▶ [Try it]: Give the listing again word for word. Skip the pictures.
─── Data shown ───
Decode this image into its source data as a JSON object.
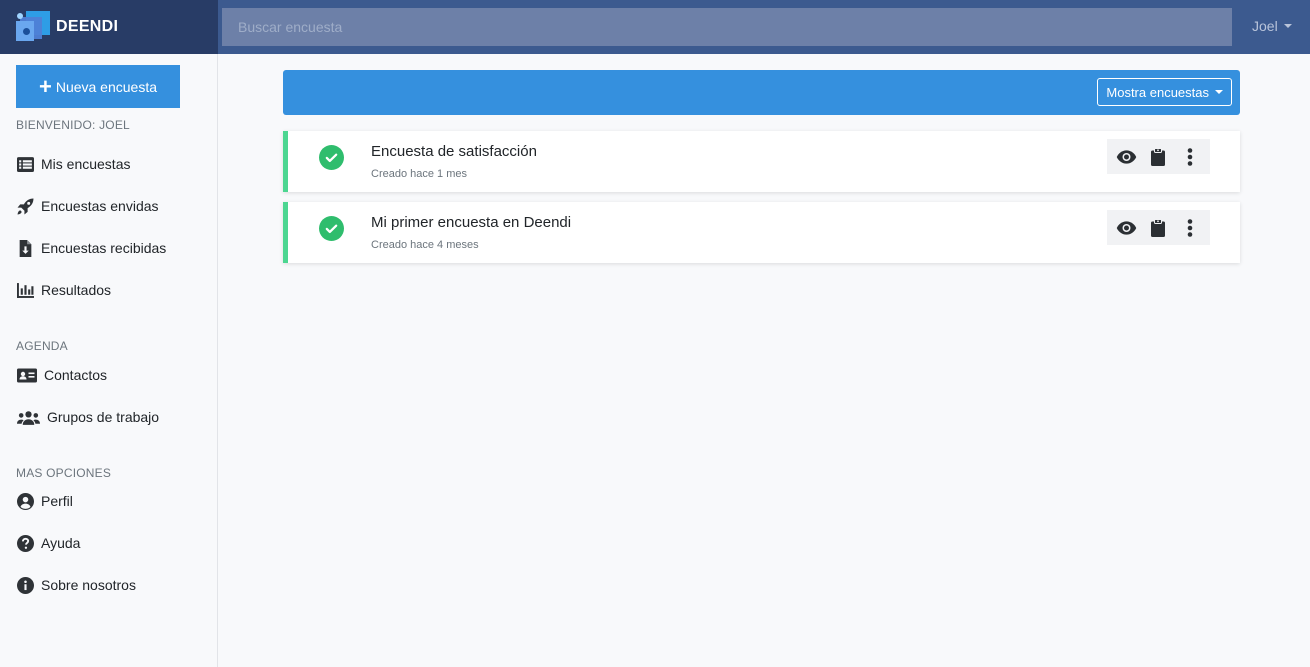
{
  "brand": {
    "name": "DEENDI"
  },
  "search": {
    "placeholder": "Buscar encuesta",
    "value": ""
  },
  "user": {
    "name": "Joel"
  },
  "sidebar": {
    "new_button": "Nueva encuesta",
    "welcome": "BIENVENIDO: JOEL",
    "main_items": [
      {
        "label": "Mis encuestas",
        "icon": "list-icon"
      },
      {
        "label": "Encuestas envidas",
        "icon": "rocket-icon"
      },
      {
        "label": "Encuestas recibidas",
        "icon": "file-download-icon"
      },
      {
        "label": "Resultados",
        "icon": "chart-bar-icon"
      }
    ],
    "agenda_label": "AGENDA",
    "agenda_items": [
      {
        "label": "Contactos",
        "icon": "id-card-icon"
      },
      {
        "label": "Grupos de trabajo",
        "icon": "users-icon"
      }
    ],
    "more_label": "MAS OPCIONES",
    "more_items": [
      {
        "label": "Perfil",
        "icon": "user-circle-icon"
      },
      {
        "label": "Ayuda",
        "icon": "question-circle-icon"
      },
      {
        "label": "Sobre nosotros",
        "icon": "info-circle-icon"
      }
    ]
  },
  "main": {
    "filter_button": "Mostra encuestas",
    "surveys": [
      {
        "title": "Encuesta de satisfacción",
        "created": "Creado hace 1 mes",
        "status": "completed"
      },
      {
        "title": "Mi primer encuesta en Deendi",
        "created": "Creado hace 4 meses",
        "status": "completed"
      }
    ]
  },
  "colors": {
    "topbar": "#3c5a8f",
    "brand_bg": "#283c66",
    "primary": "#3590de",
    "success": "#2fbd6d",
    "card_accent": "#4cd691"
  }
}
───
▶ [Answer below]:
Decode this image into its source data as a JSON object.
{
  "brand": {
    "name": "DEENDI"
  },
  "search": {
    "placeholder": "Buscar encuesta",
    "value": ""
  },
  "user": {
    "name": "Joel"
  },
  "sidebar": {
    "new_button": "Nueva encuesta",
    "welcome": "BIENVENIDO: JOEL",
    "main_items": [
      {
        "label": "Mis encuestas",
        "icon": "list-icon"
      },
      {
        "label": "Encuestas envidas",
        "icon": "rocket-icon"
      },
      {
        "label": "Encuestas recibidas",
        "icon": "file-download-icon"
      },
      {
        "label": "Resultados",
        "icon": "chart-bar-icon"
      }
    ],
    "agenda_label": "AGENDA",
    "agenda_items": [
      {
        "label": "Contactos",
        "icon": "id-card-icon"
      },
      {
        "label": "Grupos de trabajo",
        "icon": "users-icon"
      }
    ],
    "more_label": "MAS OPCIONES",
    "more_items": [
      {
        "label": "Perfil",
        "icon": "user-circle-icon"
      },
      {
        "label": "Ayuda",
        "icon": "question-circle-icon"
      },
      {
        "label": "Sobre nosotros",
        "icon": "info-circle-icon"
      }
    ]
  },
  "main": {
    "filter_button": "Mostra encuestas",
    "surveys": [
      {
        "title": "Encuesta de satisfacción",
        "created": "Creado hace 1 mes",
        "status": "completed"
      },
      {
        "title": "Mi primer encuesta en Deendi",
        "created": "Creado hace 4 meses",
        "status": "completed"
      }
    ]
  },
  "colors": {
    "topbar": "#3c5a8f",
    "brand_bg": "#283c66",
    "primary": "#3590de",
    "success": "#2fbd6d",
    "card_accent": "#4cd691"
  }
}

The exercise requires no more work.